__PROVIDED RECORDS__:
◇ ◇ ◇

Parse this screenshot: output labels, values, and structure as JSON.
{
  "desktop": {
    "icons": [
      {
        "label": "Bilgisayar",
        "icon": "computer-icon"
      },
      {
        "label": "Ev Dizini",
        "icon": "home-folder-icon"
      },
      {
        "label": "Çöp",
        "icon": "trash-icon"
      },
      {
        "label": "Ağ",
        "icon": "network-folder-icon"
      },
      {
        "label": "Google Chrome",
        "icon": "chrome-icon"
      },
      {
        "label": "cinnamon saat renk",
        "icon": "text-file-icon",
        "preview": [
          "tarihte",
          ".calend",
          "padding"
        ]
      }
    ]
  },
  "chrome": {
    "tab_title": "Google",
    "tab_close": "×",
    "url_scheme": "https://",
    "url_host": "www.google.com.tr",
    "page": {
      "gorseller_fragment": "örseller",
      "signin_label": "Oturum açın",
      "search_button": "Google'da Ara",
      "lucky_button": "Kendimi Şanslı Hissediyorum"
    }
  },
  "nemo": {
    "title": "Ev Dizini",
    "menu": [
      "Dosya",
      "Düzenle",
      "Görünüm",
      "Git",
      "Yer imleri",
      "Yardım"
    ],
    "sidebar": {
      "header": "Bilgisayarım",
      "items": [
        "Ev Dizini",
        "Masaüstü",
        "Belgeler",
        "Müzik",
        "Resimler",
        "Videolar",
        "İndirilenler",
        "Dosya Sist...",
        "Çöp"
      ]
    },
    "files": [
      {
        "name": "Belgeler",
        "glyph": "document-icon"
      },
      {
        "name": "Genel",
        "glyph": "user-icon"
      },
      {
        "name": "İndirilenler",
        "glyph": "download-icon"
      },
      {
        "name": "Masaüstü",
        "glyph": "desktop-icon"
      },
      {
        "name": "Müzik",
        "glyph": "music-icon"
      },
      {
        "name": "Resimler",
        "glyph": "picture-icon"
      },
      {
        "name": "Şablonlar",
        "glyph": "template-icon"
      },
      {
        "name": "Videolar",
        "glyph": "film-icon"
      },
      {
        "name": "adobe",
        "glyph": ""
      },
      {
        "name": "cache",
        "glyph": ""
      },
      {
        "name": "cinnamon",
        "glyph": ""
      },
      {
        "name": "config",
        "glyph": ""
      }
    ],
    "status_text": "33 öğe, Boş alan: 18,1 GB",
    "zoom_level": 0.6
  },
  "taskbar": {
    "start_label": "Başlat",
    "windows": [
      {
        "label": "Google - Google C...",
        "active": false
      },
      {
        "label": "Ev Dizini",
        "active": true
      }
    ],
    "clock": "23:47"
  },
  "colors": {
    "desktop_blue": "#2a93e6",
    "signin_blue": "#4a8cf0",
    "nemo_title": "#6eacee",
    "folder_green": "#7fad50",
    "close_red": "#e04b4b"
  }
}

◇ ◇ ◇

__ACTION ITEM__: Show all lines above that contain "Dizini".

__SOLUTION TO THE EXERCISE__:
        "label": "Ev Dizini",
    "title": "Ev Dizini",
        "Ev Dizini",
        "label": "Ev Dizini",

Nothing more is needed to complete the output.